Recorded data:
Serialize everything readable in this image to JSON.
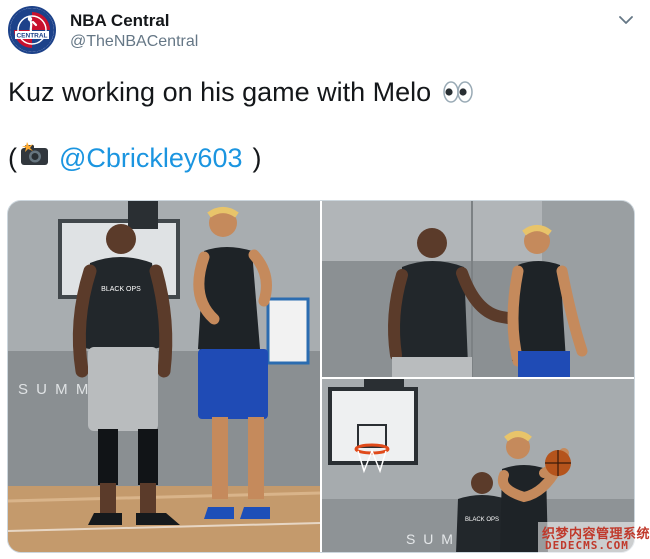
{
  "author": {
    "display_name": "NBA Central",
    "handle": "@TheNBACentral",
    "avatar_text": "CENTRAL",
    "avatar_colors": {
      "blue": "#1d428a",
      "red": "#c8102e"
    }
  },
  "tweet": {
    "text": "Kuz working on his game with Melo",
    "text_emoji": "eyes-emoji",
    "credit_open": "(",
    "credit_emoji": "camera-flash-emoji",
    "mention": "@Cbrickley603",
    "credit_close": ")"
  },
  "media": {
    "photos": [
      {
        "id": "photo-1",
        "jersey_text": "BLACK OPS",
        "wall_text": "S U M M"
      },
      {
        "id": "photo-2"
      },
      {
        "id": "photo-3",
        "jersey_text": "BLACK OPS",
        "wall_text": "S U M"
      }
    ]
  },
  "watermark": {
    "chinese": "织梦内容管理系统",
    "english": "DEDECMS.COM"
  },
  "colors": {
    "link": "#1b95e0",
    "text": "#14171a",
    "secondary": "#657786"
  }
}
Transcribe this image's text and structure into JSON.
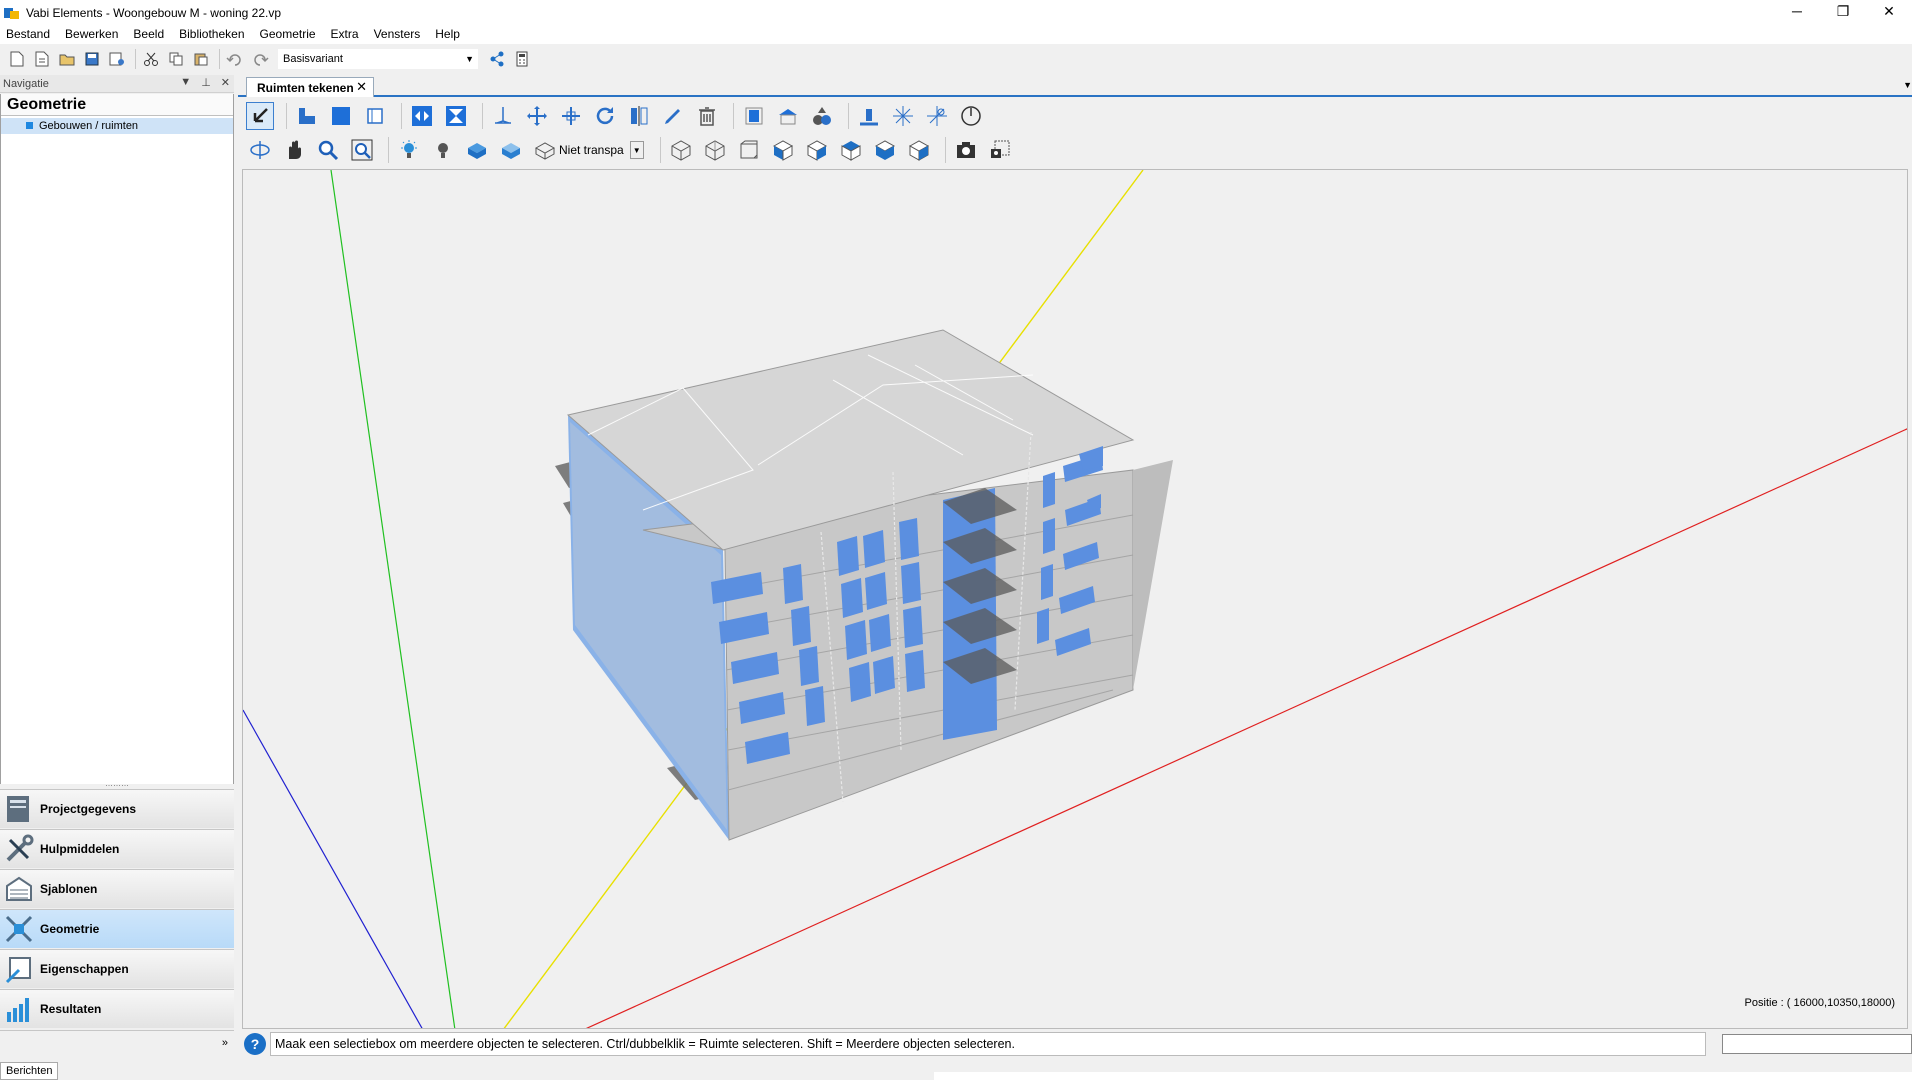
{
  "window": {
    "title": "Vabi Elements - Woongebouw M - woning 22.vp",
    "minimize": "─",
    "restore": "❐",
    "close": "✕"
  },
  "menu": [
    "Bestand",
    "Bewerken",
    "Beeld",
    "Bibliotheken",
    "Geometrie",
    "Extra",
    "Vensters",
    "Help"
  ],
  "toolbar": {
    "variant_value": "Basisvariant",
    "icons": [
      "new-file-icon",
      "new-from-template-icon",
      "open-icon",
      "save-icon",
      "save-as-icon",
      "cut-icon",
      "copy-icon",
      "paste-icon",
      "undo-icon",
      "redo-icon",
      "share-icon",
      "calculator-icon"
    ]
  },
  "navigation": {
    "header": "Navigatie",
    "section_title": "Geometrie",
    "tree_item": "Gebouwen / ruimten",
    "grip": "………",
    "buttons": [
      {
        "label": "Projectgegevens",
        "icon": "project-data-icon"
      },
      {
        "label": "Hulpmiddelen",
        "icon": "tools-icon"
      },
      {
        "label": "Sjablonen",
        "icon": "templates-icon"
      },
      {
        "label": "Geometrie",
        "icon": "geometry-icon",
        "active": true
      },
      {
        "label": "Eigenschappen",
        "icon": "properties-icon"
      },
      {
        "label": "Resultaten",
        "icon": "results-icon"
      }
    ],
    "footer_chevron": "»"
  },
  "document": {
    "tab_label": "Ruimten tekenen",
    "tab_close": "✕",
    "transparency_value": "Niet transpa",
    "position_readout": "Positie : ( 16000,10350,18000)"
  },
  "status": {
    "help": "?",
    "message": "Maak een selectiebox om meerdere objecten te selecteren. Ctrl/dubbelklik = Ruimte selecteren. Shift = Meerdere objecten selecteren."
  },
  "bottom_tab": "Berichten",
  "colors": {
    "accent": "#1e87e0",
    "window_blue": "#5b8fe0",
    "building_grey": "#c8c8c8",
    "axis_x": "#e02020",
    "axis_y": "#20c020",
    "axis_z": "#2020d0",
    "axis_diag": "#e8e000"
  }
}
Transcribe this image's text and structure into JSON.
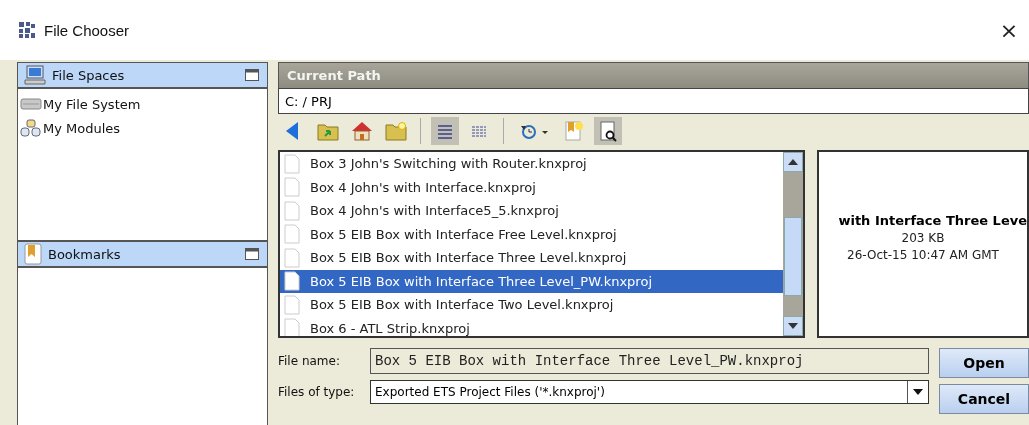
{
  "window": {
    "title": "File Chooser",
    "close": "×"
  },
  "sidebar": {
    "sections": [
      {
        "title": "File Spaces",
        "kind": "spaces",
        "items": [
          {
            "label": "My File System",
            "kind": "drive"
          },
          {
            "label": "My Modules",
            "kind": "modules"
          }
        ]
      },
      {
        "title": "Bookmarks",
        "kind": "bookmarks"
      }
    ]
  },
  "current_path": {
    "title": "Current Path",
    "value": "C: / PRJ"
  },
  "toolbar": {
    "list_view_pressed": true,
    "details_view_pressed": false,
    "preview_pressed": true
  },
  "files": [
    {
      "name": "Box 3 John's Switching with Router.knxproj",
      "selected": false
    },
    {
      "name": "Box 4 John's with Interface.knxproj",
      "selected": false
    },
    {
      "name": "Box 4 John's with Interface5_5.knxproj",
      "selected": false
    },
    {
      "name": "Box 5 EIB Box with Interface Free Level.knxproj",
      "selected": false
    },
    {
      "name": "Box 5 EIB Box with Interface Three Level.knxproj",
      "selected": false
    },
    {
      "name": "Box 5 EIB Box with Interface Three Level_PW.knxproj",
      "selected": true
    },
    {
      "name": "Box 5 EIB Box with Interface Two Level.knxproj",
      "selected": false
    },
    {
      "name": "Box 6 - ATL Strip.knxproj",
      "selected": false
    }
  ],
  "preview": {
    "name": "with Interface Three Leve",
    "size": "203 KB",
    "date": "26-Oct-15 10:47 AM GMT"
  },
  "file_name": {
    "label": "File name:",
    "value": "Box 5 EIB Box with Interface Three Level_PW.knxproj"
  },
  "file_type": {
    "label": "Files of type:",
    "value": "Exported ETS Project Files ('*.knxproj')"
  },
  "buttons": [
    "Open",
    "Cancel"
  ]
}
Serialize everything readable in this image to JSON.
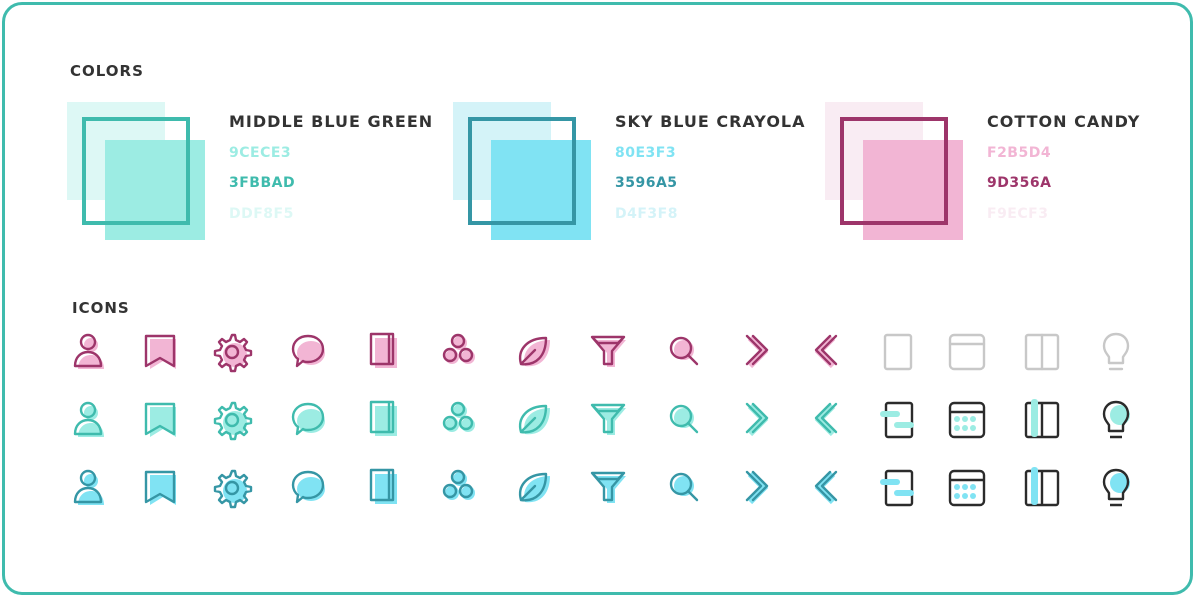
{
  "colors_title": "COLORS",
  "icons_title": "ICONS",
  "palette": [
    {
      "name": "MIDDLE BLUE GREEN",
      "hex1": "9CECE3",
      "hex2": "3FBBAD",
      "hex3": "DDF8F5",
      "c1": "#9CECE3",
      "c2": "#3FBBAD",
      "c3": "#DDF8F5"
    },
    {
      "name": "SKY BLUE CRAYOLA",
      "hex1": "80E3F3",
      "hex2": "3596A5",
      "hex3": "D4F3F8",
      "c1": "#80E3F3",
      "c2": "#3596A5",
      "c3": "#D4F3F8"
    },
    {
      "name": "COTTON CANDY",
      "hex1": "F2B5D4",
      "hex2": "9D356A",
      "hex3": "F9ECF3",
      "c1": "#F2B5D4",
      "c2": "#9D356A",
      "c3": "#F9ECF3"
    }
  ],
  "icon_names": [
    "user-icon",
    "bookmark-icon",
    "gear-icon",
    "chat-bubble-icon",
    "document-icon",
    "circles-icon",
    "leaf-icon",
    "funnel-icon",
    "search-icon",
    "chevron-right-icon",
    "chevron-left-icon",
    "tablet-icon",
    "window-icon",
    "columns-icon",
    "lightbulb-icon"
  ],
  "icon_rows": [
    {
      "stroke": "#9D356A",
      "fill": "#F2B5D4",
      "gray_last": true
    },
    {
      "stroke": "#3FBBAD",
      "fill": "#9CECE3",
      "gray_last": false
    },
    {
      "stroke": "#3596A5",
      "fill": "#80E3F3",
      "gray_last": false
    }
  ],
  "colors": {
    "frame": "#3FBBAD",
    "gray": "#C8C8C8",
    "dark": "#2B2B2B"
  }
}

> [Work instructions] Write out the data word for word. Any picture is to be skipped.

> [Task result]
Serialize everything readable in this image to JSON.
{
  "author": {
    "display_name": "NBA Central",
    "handle": "@TheNBACentral",
    "avatar_text": "CENTRAL",
    "avatar_colors": {
      "blue": "#1d428a",
      "red": "#c8102e"
    }
  },
  "tweet": {
    "text": "Kuz working on his game with Melo",
    "text_emoji": "eyes-emoji",
    "credit_open": "(",
    "credit_emoji": "camera-flash-emoji",
    "mention": "@Cbrickley603",
    "credit_close": ")"
  },
  "media": {
    "photos": [
      {
        "id": "photo-1",
        "jersey_text": "BLACK OPS",
        "wall_text": "S U M M"
      },
      {
        "id": "photo-2"
      },
      {
        "id": "photo-3",
        "jersey_text": "BLACK OPS",
        "wall_text": "S U M"
      }
    ]
  },
  "watermark": {
    "chinese": "织梦内容管理系统",
    "english": "DEDECMS.COM"
  },
  "colors": {
    "link": "#1b95e0",
    "text": "#14171a",
    "secondary": "#657786"
  }
}
Transcribe this image's text and structure into JSON.
{
  "window": {
    "title": "Vabi Elements - Woongebouw M - woning 22.vp",
    "minimize": "─",
    "restore": "❐",
    "close": "✕"
  },
  "menu": [
    "Bestand",
    "Bewerken",
    "Beeld",
    "Bibliotheken",
    "Geometrie",
    "Extra",
    "Vensters",
    "Help"
  ],
  "toolbar": {
    "variant_value": "Basisvariant",
    "icons": [
      "new-file-icon",
      "new-from-template-icon",
      "open-icon",
      "save-icon",
      "save-as-icon",
      "cut-icon",
      "copy-icon",
      "paste-icon",
      "undo-icon",
      "redo-icon",
      "share-icon",
      "calculator-icon"
    ]
  },
  "navigation": {
    "header": "Navigatie",
    "section_title": "Geometrie",
    "tree_item": "Gebouwen / ruimten",
    "grip": "………",
    "buttons": [
      {
        "label": "Projectgegevens",
        "icon": "project-data-icon"
      },
      {
        "label": "Hulpmiddelen",
        "icon": "tools-icon"
      },
      {
        "label": "Sjablonen",
        "icon": "templates-icon"
      },
      {
        "label": "Geometrie",
        "icon": "geometry-icon",
        "active": true
      },
      {
        "label": "Eigenschappen",
        "icon": "properties-icon"
      },
      {
        "label": "Resultaten",
        "icon": "results-icon"
      }
    ],
    "footer_chevron": "»"
  },
  "document": {
    "tab_label": "Ruimten tekenen",
    "tab_close": "✕",
    "transparency_value": "Niet transpa",
    "position_readout": "Positie : ( 16000,10350,18000)"
  },
  "status": {
    "help": "?",
    "message": "Maak een selectiebox om meerdere objecten te selecteren. Ctrl/dubbelklik = Ruimte selecteren. Shift = Meerdere objecten selecteren."
  },
  "bottom_tab": "Berichten",
  "colors": {
    "accent": "#1e87e0",
    "window_blue": "#5b8fe0",
    "building_grey": "#c8c8c8",
    "axis_x": "#e02020",
    "axis_y": "#20c020",
    "axis_z": "#2020d0",
    "axis_diag": "#e8e000"
  }
}
Transcribe this image's text and structure into JSON.
{
  "window": {
    "title": "File Chooser",
    "close": "×"
  },
  "sidebar": {
    "sections": [
      {
        "title": "File Spaces",
        "kind": "spaces",
        "items": [
          {
            "label": "My File System",
            "kind": "drive"
          },
          {
            "label": "My Modules",
            "kind": "modules"
          }
        ]
      },
      {
        "title": "Bookmarks",
        "kind": "bookmarks"
      }
    ]
  },
  "current_path": {
    "title": "Current Path",
    "value": "C: / PRJ"
  },
  "toolbar": {
    "list_view_pressed": true,
    "details_view_pressed": false,
    "preview_pressed": true
  },
  "files": [
    {
      "name": "Box 3 John's Switching with Router.knxproj",
      "selected": false
    },
    {
      "name": "Box 4 John's with Interface.knxproj",
      "selected": false
    },
    {
      "name": "Box 4 John's with Interface5_5.knxproj",
      "selected": false
    },
    {
      "name": "Box 5 EIB Box with Interface Free Level.knxproj",
      "selected": false
    },
    {
      "name": "Box 5 EIB Box with Interface Three Level.knxproj",
      "selected": false
    },
    {
      "name": "Box 5 EIB Box with Interface Three Level_PW.knxproj",
      "selected": true
    },
    {
      "name": "Box 5 EIB Box with Interface Two Level.knxproj",
      "selected": false
    },
    {
      "name": "Box 6 - ATL Strip.knxproj",
      "selected": false
    }
  ],
  "preview": {
    "name": "with Interface Three Leve",
    "size": "203 KB",
    "date": "26-Oct-15 10:47 AM GMT"
  },
  "file_name": {
    "label": "File name:",
    "value": "Box 5 EIB Box with Interface Three Level_PW.knxproj"
  },
  "file_type": {
    "label": "Files of type:",
    "value": "Exported ETS Project Files ('*.knxproj')"
  },
  "buttons": [
    "Open",
    "Cancel"
  ]
}
Serialize everything readable in this image to JSON.
{
  "colors_title": "COLORS",
  "icons_title": "ICONS",
  "palette": [
    {
      "name": "MIDDLE BLUE GREEN",
      "hex1": "9CECE3",
      "hex2": "3FBBAD",
      "hex3": "DDF8F5",
      "c1": "#9CECE3",
      "c2": "#3FBBAD",
      "c3": "#DDF8F5"
    },
    {
      "name": "SKY BLUE CRAYOLA",
      "hex1": "80E3F3",
      "hex2": "3596A5",
      "hex3": "D4F3F8",
      "c1": "#80E3F3",
      "c2": "#3596A5",
      "c3": "#D4F3F8"
    },
    {
      "name": "COTTON CANDY",
      "hex1": "F2B5D4",
      "hex2": "9D356A",
      "hex3": "F9ECF3",
      "c1": "#F2B5D4",
      "c2": "#9D356A",
      "c3": "#F9ECF3"
    }
  ],
  "icon_names": [
    "user-icon",
    "bookmark-icon",
    "gear-icon",
    "chat-bubble-icon",
    "document-icon",
    "circles-icon",
    "leaf-icon",
    "funnel-icon",
    "search-icon",
    "chevron-right-icon",
    "chevron-left-icon",
    "tablet-icon",
    "window-icon",
    "columns-icon",
    "lightbulb-icon"
  ],
  "icon_rows": [
    {
      "stroke": "#9D356A",
      "fill": "#F2B5D4",
      "gray_last": true
    },
    {
      "stroke": "#3FBBAD",
      "fill": "#9CECE3",
      "gray_last": false
    },
    {
      "stroke": "#3596A5",
      "fill": "#80E3F3",
      "gray_last": false
    }
  ],
  "colors": {
    "frame": "#3FBBAD",
    "gray": "#C8C8C8",
    "dark": "#2B2B2B"
  }
}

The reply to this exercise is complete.